If you are new to essential oils, helping to understand the simple science behind just how essential oils work can help alleviate some of the guesswork behind one of the most popular "alternative" medicine and lifestyle practices.
Below is a quick overview of how essential oils are absorbed into the body, how it affects the chemical receptors of the brain and body and ways to use essential oils.
Common examples include
✯ applying a blend that contains black pepper (Piper nigrum) or ginger (Zingiber officinale) essential oil to reduce arthritis pain and improve flexibility
✯ applying German Chamomile (Matricaria recutita), Geranium or Melaleuca (Tea Tree Oil) essential oil to treat eczema and other skin dermatitis.
Our skin is very permeable. The active chemicals in essential oils are absorbed just like the ingredients in common pharmaceuticals such as hormone replacement therapy cream and nicotine patches, and even the water in which we bathe.
Different factors affect the absorption of essential oils through the skin.
If you massage the area first, it will increase circulation to that area, thereby causing an increase in the absorption of essential oils. Heat will likewise increase circulation and thus enhance absorption.
Some researchers report that essential oils may be more readily absorbed from skin locations with greater concentrations of sweat glands and hair follicles, such as the genitals, head, soles, palms, and armpits (Battaglia, 2003).
Essential oils enter the body is through the nose or mouth.
Spraying essential oils into the air, diffusing them with a diffuser, humidifier or lighting an essential oil candle are great examples.
Popular essential oils that are diffused into the air include the relaxing eucalyptus (Eucalyptus globules, E. radiate, or E. smithii) for respiratory complications such as a cough, inhaling peppermint (Mentha piperita) essential oil to reduce fatigue or nausea and lavender essential oil to bring about calm and relaxation.
The olfactory system includes all physical organs or cells relating to, or contributing to, the sense of smell. When we inhale through the nose, airborne molecules interact with the olfactory organs and, almost immediately, the brain.
Molecules inhaled through the nose or mouth are also carried to the lungs and interact with the respiratory system.
Thus, inhaled essential oils can affect the body through several systems and pathways.
During inhalation, odor molecules travel through the nose and affect the brain through a variety of receptor sites, one of which is the limbic system, which is commonly referred to as the "emotional brain."
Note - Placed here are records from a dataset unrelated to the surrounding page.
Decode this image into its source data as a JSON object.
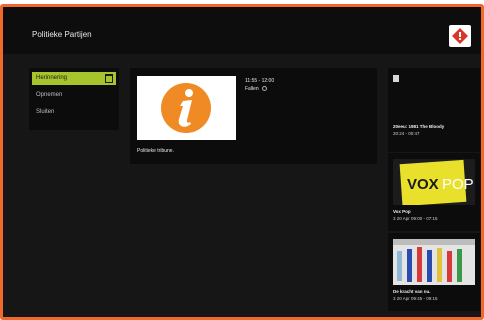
{
  "header": {
    "title": "Politieke Partijen",
    "logo_icon": "tv-brand-logo",
    "accent_color": "#ef6a2a"
  },
  "menu": {
    "items": [
      {
        "label": "Herinnering",
        "active": true
      },
      {
        "label": "Opnemen",
        "active": false
      },
      {
        "label": "Sluiten",
        "active": false
      }
    ],
    "active_color": "#a6c42c"
  },
  "detail": {
    "time": "11:55 - 12:00",
    "status": "Fallen",
    "name": "Politieke tribune."
  },
  "recordings": [
    {
      "title": "20eeu: 1981 The Bloody",
      "meta": "20:24 - 00:47"
    },
    {
      "title": "Vox Pop",
      "meta": "3 20 Apr 09:00 - 07:15"
    },
    {
      "title": "De kracht van nu.",
      "meta": "3 20 Apr 09:45 - 09:15"
    }
  ]
}
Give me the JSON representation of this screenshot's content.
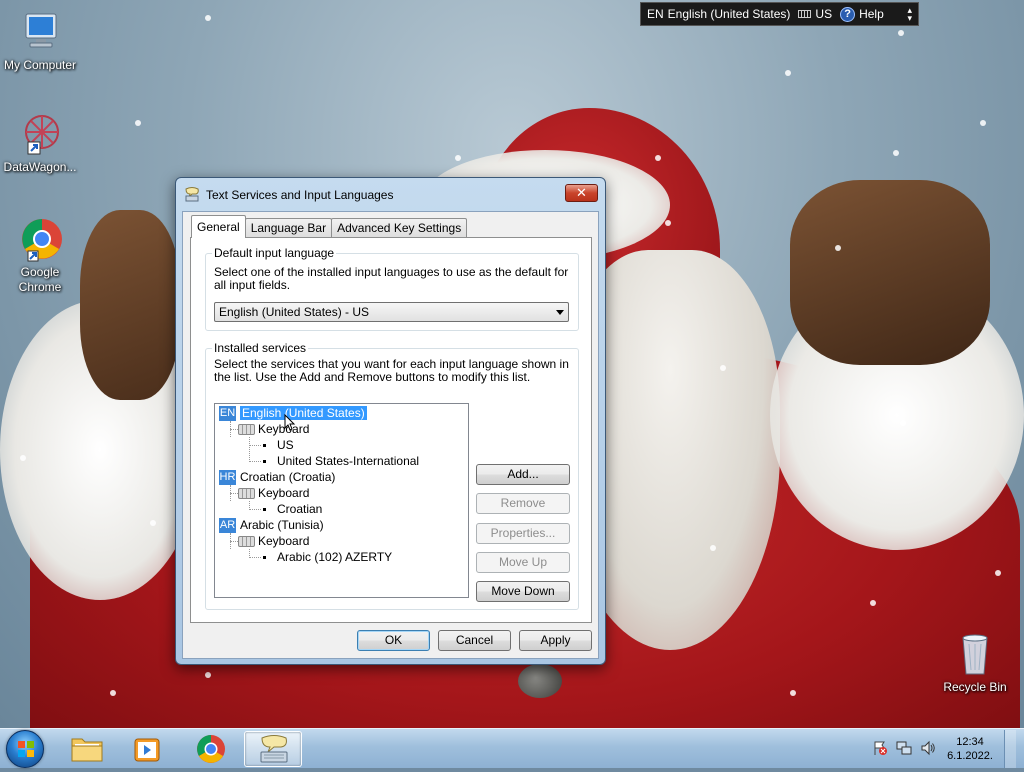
{
  "language_bar": {
    "language_code": "EN",
    "language_name": "English (United States)",
    "keyboard_label": "US",
    "help_label": "Help"
  },
  "desktop": {
    "icons": [
      {
        "label": "My Computer"
      },
      {
        "label": "DataWagon..."
      },
      {
        "label": "Google Chrome"
      },
      {
        "label": "Recycle Bin"
      }
    ]
  },
  "dialog": {
    "title": "Text Services and Input Languages",
    "close_label": "✕",
    "tabs": [
      {
        "label": "General"
      },
      {
        "label": "Language Bar"
      },
      {
        "label": "Advanced Key Settings"
      }
    ],
    "default_input": {
      "title": "Default input language",
      "description": "Select one of the installed input languages to use as the default for all input fields.",
      "selected_value": "English (United States) - US"
    },
    "installed_services": {
      "title": "Installed services",
      "description": "Select the services that you want for each input language shown in the list. Use the Add and Remove buttons to modify this list.",
      "languages": [
        {
          "code": "EN",
          "name": "English (United States)",
          "category": "Keyboard",
          "layouts": [
            "US",
            "United States-International"
          ]
        },
        {
          "code": "HR",
          "name": "Croatian (Croatia)",
          "category": "Keyboard",
          "layouts": [
            "Croatian"
          ]
        },
        {
          "code": "AR",
          "name": "Arabic (Tunisia)",
          "category": "Keyboard",
          "layouts": [
            "Arabic (102) AZERTY"
          ]
        }
      ],
      "buttons": {
        "add": "Add...",
        "remove": "Remove",
        "properties": "Properties...",
        "move_up": "Move Up",
        "move_down": "Move Down"
      }
    },
    "footer": {
      "ok": "OK",
      "cancel": "Cancel",
      "apply": "Apply"
    }
  },
  "taskbar": {
    "clock_time": "12:34",
    "clock_date": "6.1.2022."
  }
}
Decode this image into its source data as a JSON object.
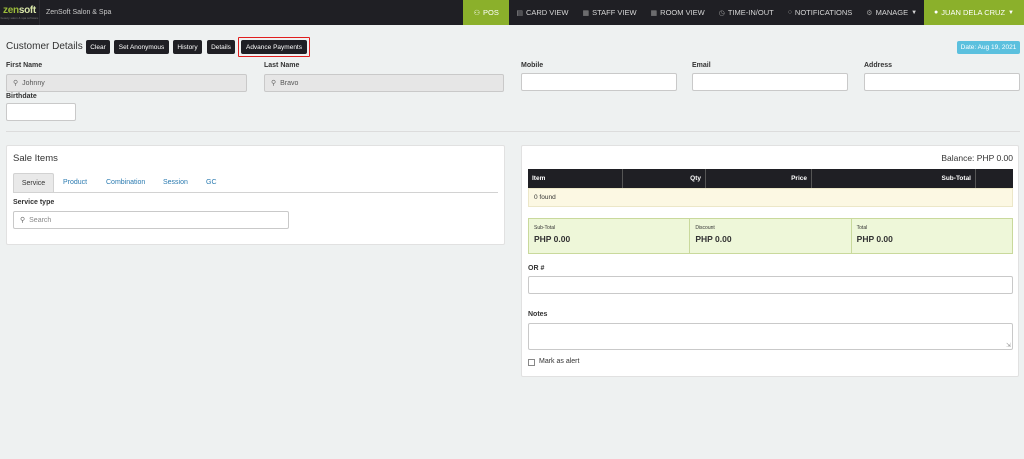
{
  "app": {
    "logo": "zensoft",
    "logo_part1": "zen",
    "logo_part2": "soft",
    "logo_sub": "beauty salon & spa software",
    "brand_name": "ZenSoft Salon & Spa"
  },
  "nav": {
    "items": [
      {
        "label": "POS",
        "icon": "user-plus-icon"
      },
      {
        "label": "CARD VIEW",
        "icon": "card-icon"
      },
      {
        "label": "STAFF VIEW",
        "icon": "calendar-icon"
      },
      {
        "label": "ROOM VIEW",
        "icon": "calendar-icon"
      },
      {
        "label": "TIME-IN/OUT",
        "icon": "clock-icon"
      },
      {
        "label": "NOTIFICATIONS",
        "icon": "bell-icon"
      },
      {
        "label": "MANAGE",
        "icon": "gear-icon"
      }
    ],
    "user": "JUAN DELA CRUZ",
    "active_color": "#8bb02b"
  },
  "customer": {
    "title": "Customer Details",
    "buttons": {
      "clear": "Clear",
      "anonymous": "Set Anonymous",
      "history": "History",
      "details": "Details",
      "advance": "Advance Payments"
    },
    "date": "Date: Aug 19, 2021",
    "fields": {
      "first_name_label": "First Name",
      "first_name": "Johnny",
      "last_name_label": "Last Name",
      "last_name": "Bravo",
      "mobile_label": "Mobile",
      "mobile": "",
      "email_label": "Email",
      "email": "",
      "address_label": "Address",
      "address": "",
      "birthdate_label": "Birthdate",
      "birthdate": ""
    }
  },
  "sale_items": {
    "title": "Sale Items",
    "tabs": [
      "Service",
      "Product",
      "Combination",
      "Session",
      "GC"
    ],
    "service_type_label": "Service type",
    "search_placeholder": "Search"
  },
  "cart": {
    "balance": "Balance: PHP 0.00",
    "columns": [
      "Item",
      "Qty",
      "Price",
      "Sub-Total"
    ],
    "found_text": "0 found",
    "totals": [
      {
        "label": "Sub-Total",
        "value": "PHP 0.00"
      },
      {
        "label": "Discount",
        "value": "PHP 0.00"
      },
      {
        "label": "Total",
        "value": "PHP 0.00"
      }
    ],
    "or_label": "OR #",
    "or_value": "",
    "notes_label": "Notes",
    "notes_value": "",
    "alert_label": "Mark as alert"
  }
}
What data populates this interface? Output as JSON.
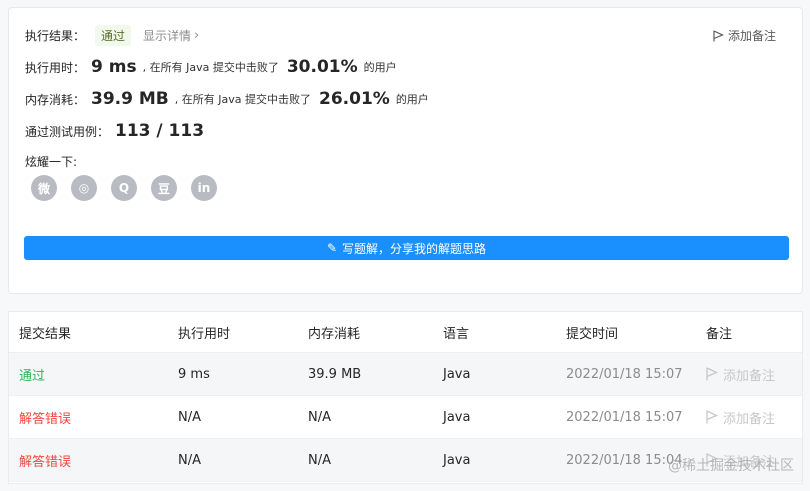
{
  "result": {
    "status_label": "执行结果：",
    "status_value": "通过",
    "details_link": "显示详情",
    "add_note": "添加备注",
    "runtime_label": "执行用时：",
    "runtime_value": "9 ms",
    "runtime_text": ", 在所有 Java 提交中击败了",
    "runtime_pct": "30.01%",
    "runtime_users": "的用户",
    "memory_label": "内存消耗：",
    "memory_value": "39.9 MB",
    "memory_text": ", 在所有 Java 提交中击败了",
    "memory_pct": "26.01%",
    "memory_users": "的用户",
    "tests_label": "通过测试用例：",
    "tests_value": "113 / 113",
    "share_label": "炫耀一下:",
    "share_icons": [
      {
        "name": "wechat-icon",
        "glyph": "微"
      },
      {
        "name": "weibo-icon",
        "glyph": "◎"
      },
      {
        "name": "qq-icon",
        "glyph": "Q"
      },
      {
        "name": "douban-icon",
        "glyph": "豆"
      },
      {
        "name": "linkedin-icon",
        "glyph": "in"
      }
    ],
    "write_button": "写题解，分享我的解题思路"
  },
  "table": {
    "headers": [
      "提交结果",
      "执行用时",
      "内存消耗",
      "语言",
      "提交时间",
      "备注"
    ],
    "rows": [
      {
        "status": "通过",
        "runtime": "9 ms",
        "memory": "39.9 MB",
        "lang": "Java",
        "time": "2022/01/18 15:07",
        "note": "添加备注"
      },
      {
        "status": "解答错误",
        "runtime": "N/A",
        "memory": "N/A",
        "lang": "Java",
        "time": "2022/01/18 15:07",
        "note": "添加备注"
      },
      {
        "status": "解答错误",
        "runtime": "N/A",
        "memory": "N/A",
        "lang": "Java",
        "time": "2022/01/18 15:04",
        "note": "添加备注"
      }
    ]
  },
  "watermark": "@稀土掘金技术社区",
  "colors": {
    "accent": "#1a90ff",
    "pass": "#2db55d",
    "fail": "#ef4743"
  }
}
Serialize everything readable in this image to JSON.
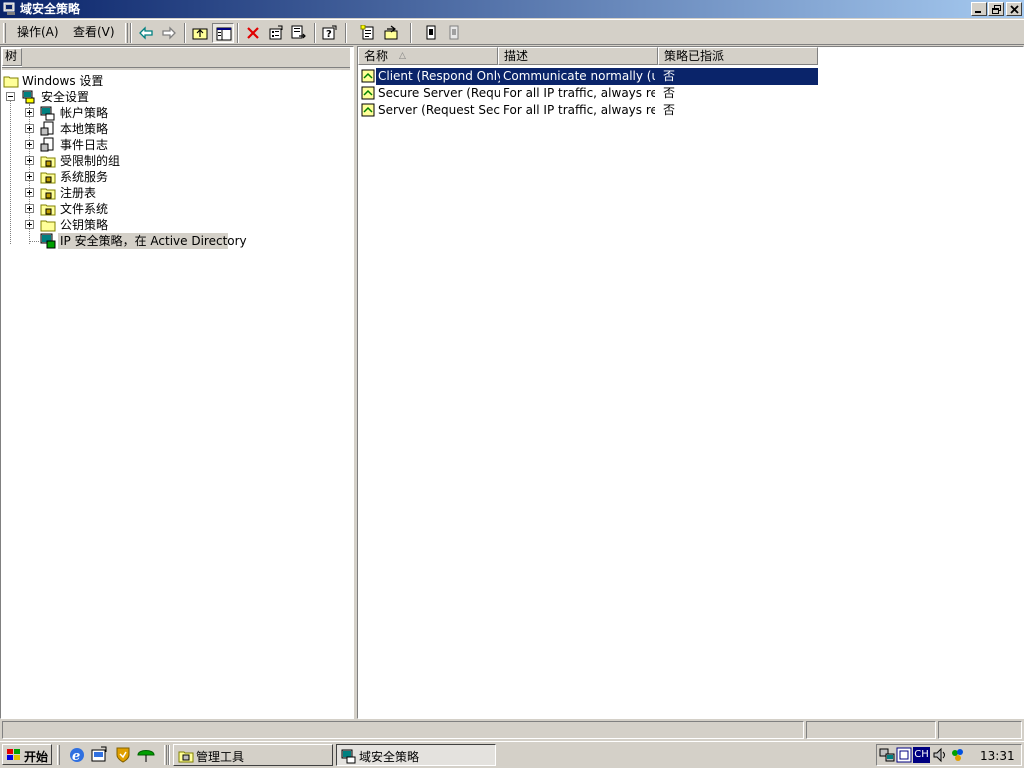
{
  "window": {
    "title": "域安全策略"
  },
  "menu": {
    "action": "操作(A)",
    "view": "查看(V)"
  },
  "toolbar": {
    "icons": [
      "back-arrow-icon",
      "forward-arrow-icon",
      "up-folder-icon",
      "show-hide-tree-icon",
      "delete-icon",
      "properties-icon",
      "export-list-icon",
      "help-icon",
      "create-policy-icon",
      "manage-filters-icon",
      "assign-icon",
      "unassign-icon"
    ]
  },
  "tree": {
    "tab_label": "树",
    "root": "Windows 设置",
    "security": "安全设置",
    "items": [
      {
        "label": "帐户策略"
      },
      {
        "label": "本地策略"
      },
      {
        "label": "事件日志"
      },
      {
        "label": "受限制的组"
      },
      {
        "label": "系统服务"
      },
      {
        "label": "注册表"
      },
      {
        "label": "文件系统"
      },
      {
        "label": "公钥策略"
      }
    ],
    "selected": "IP 安全策略，在 Active Directory"
  },
  "list": {
    "columns": [
      {
        "label": "名称"
      },
      {
        "label": "描述"
      },
      {
        "label": "策略已指派"
      }
    ],
    "sort_indicator": "△",
    "rows": [
      {
        "name": "Client (Respond Only)",
        "description": "Communicate normally (uns…",
        "assigned": "否",
        "selected": true
      },
      {
        "name": "Secure Server (Requir…",
        "description": "For all IP traffic, always req…",
        "assigned": "否",
        "selected": false
      },
      {
        "name": "Server (Request Secu…",
        "description": "For all IP traffic, always req…",
        "assigned": "否",
        "selected": false
      }
    ]
  },
  "taskbar": {
    "start": "开始",
    "tasks": [
      {
        "label": "管理工具",
        "active": false
      },
      {
        "label": "域安全策略",
        "active": true
      }
    ],
    "tray_lang": "CH",
    "clock": "13:31"
  },
  "colors": {
    "selection": "#0a246a",
    "title_gradient_start": "#0a246a",
    "title_gradient_end": "#a6caf0",
    "face": "#d4d0c8"
  }
}
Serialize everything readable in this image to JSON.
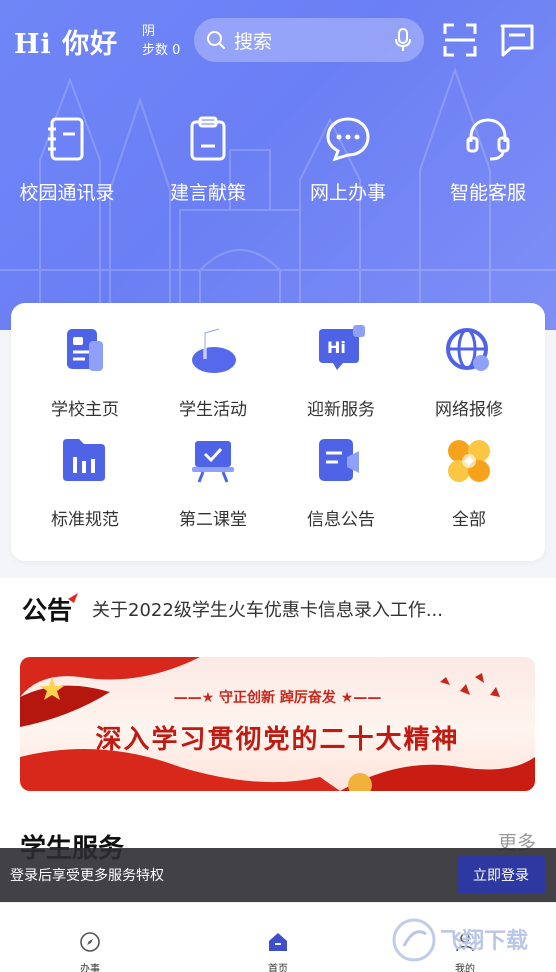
{
  "header": {
    "logo": "Hi 你好",
    "weather": "阴",
    "steps": "步数 0",
    "search_placeholder": "搜索"
  },
  "quick_actions": [
    {
      "label": "校园通讯录",
      "icon": "address-book-icon"
    },
    {
      "label": "建言献策",
      "icon": "clipboard-icon"
    },
    {
      "label": "网上办事",
      "icon": "chat-bubble-icon"
    },
    {
      "label": "智能客服",
      "icon": "headset-icon"
    }
  ],
  "grid": [
    {
      "label": "学校主页",
      "icon": "school-home-icon"
    },
    {
      "label": "学生活动",
      "icon": "music-note-icon"
    },
    {
      "label": "迎新服务",
      "icon": "hi-bubble-icon"
    },
    {
      "label": "网络报修",
      "icon": "globe-wrench-icon"
    },
    {
      "label": "标准规范",
      "icon": "folder-chart-icon"
    },
    {
      "label": "第二课堂",
      "icon": "easel-check-icon"
    },
    {
      "label": "信息公告",
      "icon": "megaphone-doc-icon"
    },
    {
      "label": "全部",
      "icon": "all-apps-icon"
    }
  ],
  "notice": {
    "tag": "公告",
    "text": "关于2022级学生火车优惠卡信息录入工作..."
  },
  "banner": {
    "motto": "——★ 守正创新  踔厉奋发 ★——",
    "headline": "深入学习贯彻党的二十大精神"
  },
  "services": {
    "title": "学生服务",
    "more": "更多"
  },
  "login_bar": {
    "message": "登录后享受更多服务特权",
    "button": "立即登录"
  },
  "tabs": [
    {
      "label": "办事",
      "icon": "compass-icon"
    },
    {
      "label": "首页",
      "icon": "home-icon"
    },
    {
      "label": "我的",
      "icon": "profile-icon"
    }
  ],
  "watermark": "飞翔下载",
  "colors": {
    "primary": "#6b7ff4",
    "accent_dark": "#2d39a0",
    "banner_red": "#c01b12"
  }
}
The limbic system is directly connected to those parts of the brain that control heart rate, blood pressure, breathing, memory, stress levels, and hormone balance. (Higley & Higley, 1998)
This relationship helps explain why smells often trigger emotions. Knowing this, we can hypothesize how inhalation of essential oils can have some very profound physiological and psychological effects!
The third way that essential oils enter the body is by ingestion (swallowing).
Know your sources and company reputation.
Consult a healthcare professional knowledgeable in essential oils and homeopathy when considering taking essential oils internally.
The ingestion of essential oils is not common practice in the US. But in eastern Asia, India and in France, it is more common, but only when specially trained physicians, pharmacists and shamans prescribe and dispense them.
⚠ Some essential oils can be toxic to the liver or kidneys when ingested.
⚠ Chemical breakdown of essential oils during gastric processing can change the effects.
⚠ There could be potential drug interactions. ,sup>(Tisserand and Balacs, 1995; Schnaubelt, 1999)